*Task statement*: Work through the data line by line, gathering every line that has the word "también".
BEGIN Task input
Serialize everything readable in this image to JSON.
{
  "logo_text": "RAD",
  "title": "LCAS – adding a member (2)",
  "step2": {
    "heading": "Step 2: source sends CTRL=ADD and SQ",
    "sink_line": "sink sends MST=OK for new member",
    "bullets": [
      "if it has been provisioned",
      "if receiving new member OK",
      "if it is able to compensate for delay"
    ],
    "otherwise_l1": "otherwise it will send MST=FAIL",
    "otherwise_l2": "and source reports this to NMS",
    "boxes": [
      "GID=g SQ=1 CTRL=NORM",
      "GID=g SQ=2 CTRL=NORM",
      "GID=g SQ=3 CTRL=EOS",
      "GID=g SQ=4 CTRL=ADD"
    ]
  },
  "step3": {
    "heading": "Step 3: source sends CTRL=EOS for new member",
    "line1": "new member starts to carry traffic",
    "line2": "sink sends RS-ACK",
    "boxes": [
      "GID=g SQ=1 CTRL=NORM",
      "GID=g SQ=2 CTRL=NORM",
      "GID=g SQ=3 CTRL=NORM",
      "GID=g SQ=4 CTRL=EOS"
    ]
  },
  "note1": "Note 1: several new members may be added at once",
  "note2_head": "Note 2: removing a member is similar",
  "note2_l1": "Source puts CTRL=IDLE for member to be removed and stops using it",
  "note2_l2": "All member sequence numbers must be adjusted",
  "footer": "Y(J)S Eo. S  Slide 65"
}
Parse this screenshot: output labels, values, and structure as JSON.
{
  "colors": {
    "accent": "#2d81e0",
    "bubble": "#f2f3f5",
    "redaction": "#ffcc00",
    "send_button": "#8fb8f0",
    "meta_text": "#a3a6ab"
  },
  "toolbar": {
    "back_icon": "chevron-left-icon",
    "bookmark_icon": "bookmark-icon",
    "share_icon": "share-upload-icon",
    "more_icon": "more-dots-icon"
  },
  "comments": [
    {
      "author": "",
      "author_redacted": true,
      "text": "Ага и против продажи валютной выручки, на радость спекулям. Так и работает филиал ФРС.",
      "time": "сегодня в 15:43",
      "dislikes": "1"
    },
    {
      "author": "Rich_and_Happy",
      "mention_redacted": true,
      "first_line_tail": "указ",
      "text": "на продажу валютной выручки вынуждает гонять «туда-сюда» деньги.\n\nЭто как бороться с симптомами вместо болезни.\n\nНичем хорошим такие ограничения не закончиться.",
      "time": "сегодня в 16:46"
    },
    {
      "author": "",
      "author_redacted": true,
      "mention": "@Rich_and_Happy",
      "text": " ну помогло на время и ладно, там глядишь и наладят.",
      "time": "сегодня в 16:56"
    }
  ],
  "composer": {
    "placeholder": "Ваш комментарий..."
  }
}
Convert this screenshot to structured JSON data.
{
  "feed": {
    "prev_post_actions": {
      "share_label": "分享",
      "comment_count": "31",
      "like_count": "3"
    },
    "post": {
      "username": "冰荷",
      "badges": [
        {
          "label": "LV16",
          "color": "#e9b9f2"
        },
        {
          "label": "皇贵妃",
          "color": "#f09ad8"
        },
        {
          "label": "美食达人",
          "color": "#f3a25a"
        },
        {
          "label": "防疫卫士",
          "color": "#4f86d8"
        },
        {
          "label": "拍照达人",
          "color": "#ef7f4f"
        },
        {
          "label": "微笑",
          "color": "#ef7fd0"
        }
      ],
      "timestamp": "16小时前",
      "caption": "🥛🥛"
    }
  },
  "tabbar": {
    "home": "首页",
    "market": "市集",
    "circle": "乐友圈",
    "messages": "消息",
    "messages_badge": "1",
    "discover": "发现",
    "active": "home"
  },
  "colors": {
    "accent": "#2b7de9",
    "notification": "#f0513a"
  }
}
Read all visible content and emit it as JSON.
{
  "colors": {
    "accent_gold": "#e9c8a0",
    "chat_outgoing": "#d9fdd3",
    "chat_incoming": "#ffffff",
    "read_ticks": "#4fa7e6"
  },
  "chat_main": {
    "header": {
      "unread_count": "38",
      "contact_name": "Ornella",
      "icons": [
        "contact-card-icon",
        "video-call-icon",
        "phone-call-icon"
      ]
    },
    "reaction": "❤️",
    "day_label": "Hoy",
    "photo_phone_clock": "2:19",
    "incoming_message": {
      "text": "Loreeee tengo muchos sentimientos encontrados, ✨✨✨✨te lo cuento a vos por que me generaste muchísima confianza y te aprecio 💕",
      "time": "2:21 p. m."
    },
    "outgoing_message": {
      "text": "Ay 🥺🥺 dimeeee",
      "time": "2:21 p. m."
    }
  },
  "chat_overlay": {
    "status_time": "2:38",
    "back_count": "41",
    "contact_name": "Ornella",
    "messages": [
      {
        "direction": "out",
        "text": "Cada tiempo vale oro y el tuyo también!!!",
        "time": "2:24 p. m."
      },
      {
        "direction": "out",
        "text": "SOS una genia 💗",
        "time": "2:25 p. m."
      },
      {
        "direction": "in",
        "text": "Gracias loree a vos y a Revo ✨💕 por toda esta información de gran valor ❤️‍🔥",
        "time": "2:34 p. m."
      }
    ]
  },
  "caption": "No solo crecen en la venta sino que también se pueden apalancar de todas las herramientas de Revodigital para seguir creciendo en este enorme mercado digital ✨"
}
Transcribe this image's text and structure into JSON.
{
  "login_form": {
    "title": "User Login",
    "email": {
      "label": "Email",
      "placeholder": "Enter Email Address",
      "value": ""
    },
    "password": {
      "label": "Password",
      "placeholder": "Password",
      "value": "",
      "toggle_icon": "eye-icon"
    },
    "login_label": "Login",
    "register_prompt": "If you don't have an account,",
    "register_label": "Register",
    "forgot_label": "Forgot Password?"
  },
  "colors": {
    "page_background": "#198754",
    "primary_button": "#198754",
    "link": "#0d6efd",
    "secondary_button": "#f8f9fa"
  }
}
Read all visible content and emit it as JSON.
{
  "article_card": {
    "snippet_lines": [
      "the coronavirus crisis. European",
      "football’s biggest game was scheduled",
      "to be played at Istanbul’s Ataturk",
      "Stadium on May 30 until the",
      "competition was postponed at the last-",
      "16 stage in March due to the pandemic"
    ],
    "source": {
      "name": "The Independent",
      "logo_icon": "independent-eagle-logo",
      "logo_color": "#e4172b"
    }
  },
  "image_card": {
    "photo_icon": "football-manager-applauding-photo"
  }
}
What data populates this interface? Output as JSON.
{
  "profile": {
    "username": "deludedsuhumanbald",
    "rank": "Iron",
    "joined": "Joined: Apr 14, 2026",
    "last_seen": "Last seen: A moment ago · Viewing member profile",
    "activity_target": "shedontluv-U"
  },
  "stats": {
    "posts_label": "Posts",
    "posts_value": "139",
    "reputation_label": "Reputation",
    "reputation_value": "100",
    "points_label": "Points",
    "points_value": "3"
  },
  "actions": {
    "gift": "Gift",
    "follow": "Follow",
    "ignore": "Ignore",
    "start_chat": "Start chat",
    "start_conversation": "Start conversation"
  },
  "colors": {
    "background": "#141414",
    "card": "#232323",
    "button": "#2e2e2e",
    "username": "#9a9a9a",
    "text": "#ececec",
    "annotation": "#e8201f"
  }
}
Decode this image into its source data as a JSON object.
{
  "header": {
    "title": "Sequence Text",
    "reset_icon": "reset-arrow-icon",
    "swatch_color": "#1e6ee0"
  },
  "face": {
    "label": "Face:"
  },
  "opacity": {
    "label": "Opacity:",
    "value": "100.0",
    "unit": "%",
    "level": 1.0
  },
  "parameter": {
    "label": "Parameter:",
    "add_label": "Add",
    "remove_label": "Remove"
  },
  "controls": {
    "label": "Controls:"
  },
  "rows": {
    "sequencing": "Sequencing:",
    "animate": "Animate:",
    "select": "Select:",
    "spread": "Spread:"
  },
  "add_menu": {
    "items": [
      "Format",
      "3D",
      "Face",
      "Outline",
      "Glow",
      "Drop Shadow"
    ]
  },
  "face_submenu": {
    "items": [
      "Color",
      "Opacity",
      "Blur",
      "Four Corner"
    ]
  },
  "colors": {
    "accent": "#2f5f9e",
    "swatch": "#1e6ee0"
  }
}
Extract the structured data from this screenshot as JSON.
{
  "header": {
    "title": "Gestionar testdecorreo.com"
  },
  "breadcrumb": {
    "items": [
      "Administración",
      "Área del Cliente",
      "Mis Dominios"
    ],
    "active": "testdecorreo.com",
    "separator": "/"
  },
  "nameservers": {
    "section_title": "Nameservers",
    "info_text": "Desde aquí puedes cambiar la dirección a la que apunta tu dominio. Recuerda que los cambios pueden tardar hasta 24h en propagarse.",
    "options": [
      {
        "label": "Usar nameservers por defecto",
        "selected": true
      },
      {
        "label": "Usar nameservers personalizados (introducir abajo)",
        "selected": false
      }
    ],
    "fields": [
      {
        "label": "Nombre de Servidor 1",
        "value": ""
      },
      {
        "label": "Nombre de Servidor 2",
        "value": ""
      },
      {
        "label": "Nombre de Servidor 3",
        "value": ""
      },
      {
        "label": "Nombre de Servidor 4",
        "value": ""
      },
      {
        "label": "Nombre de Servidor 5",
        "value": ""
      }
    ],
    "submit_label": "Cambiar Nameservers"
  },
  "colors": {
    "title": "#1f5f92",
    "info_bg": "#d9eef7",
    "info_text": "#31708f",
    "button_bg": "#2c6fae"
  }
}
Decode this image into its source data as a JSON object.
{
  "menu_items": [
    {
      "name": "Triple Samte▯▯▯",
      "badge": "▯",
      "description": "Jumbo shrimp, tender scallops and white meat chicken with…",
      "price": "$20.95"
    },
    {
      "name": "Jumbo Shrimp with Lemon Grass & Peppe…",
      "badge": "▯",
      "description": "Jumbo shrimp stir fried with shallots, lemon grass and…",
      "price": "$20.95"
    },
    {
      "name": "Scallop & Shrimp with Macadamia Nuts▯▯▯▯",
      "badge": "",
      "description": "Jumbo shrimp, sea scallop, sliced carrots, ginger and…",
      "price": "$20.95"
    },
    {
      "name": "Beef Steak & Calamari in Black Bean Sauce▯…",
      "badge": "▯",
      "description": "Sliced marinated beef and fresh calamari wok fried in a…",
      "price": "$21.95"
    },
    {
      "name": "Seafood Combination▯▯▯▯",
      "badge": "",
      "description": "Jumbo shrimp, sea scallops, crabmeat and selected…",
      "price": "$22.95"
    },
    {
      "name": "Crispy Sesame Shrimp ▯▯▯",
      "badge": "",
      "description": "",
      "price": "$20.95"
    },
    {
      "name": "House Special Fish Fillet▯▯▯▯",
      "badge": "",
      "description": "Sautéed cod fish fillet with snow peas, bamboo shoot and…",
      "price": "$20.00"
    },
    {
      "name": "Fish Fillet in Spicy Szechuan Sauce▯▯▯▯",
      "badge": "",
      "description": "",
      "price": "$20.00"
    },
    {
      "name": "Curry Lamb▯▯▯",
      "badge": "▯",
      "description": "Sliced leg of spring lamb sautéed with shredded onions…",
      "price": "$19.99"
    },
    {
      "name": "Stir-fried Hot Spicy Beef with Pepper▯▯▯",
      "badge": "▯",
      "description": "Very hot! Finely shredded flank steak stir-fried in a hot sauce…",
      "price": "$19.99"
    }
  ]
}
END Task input
*Output for this exercise*:
        "text": "Cada tiempo vale oro y el tuyo también!!!",
  "caption": "No solo crecen en la venta sino que también se pueden apalancar de todas las herramientas de Revodigital para seguir creciendo en este enorme mercado digital ✨"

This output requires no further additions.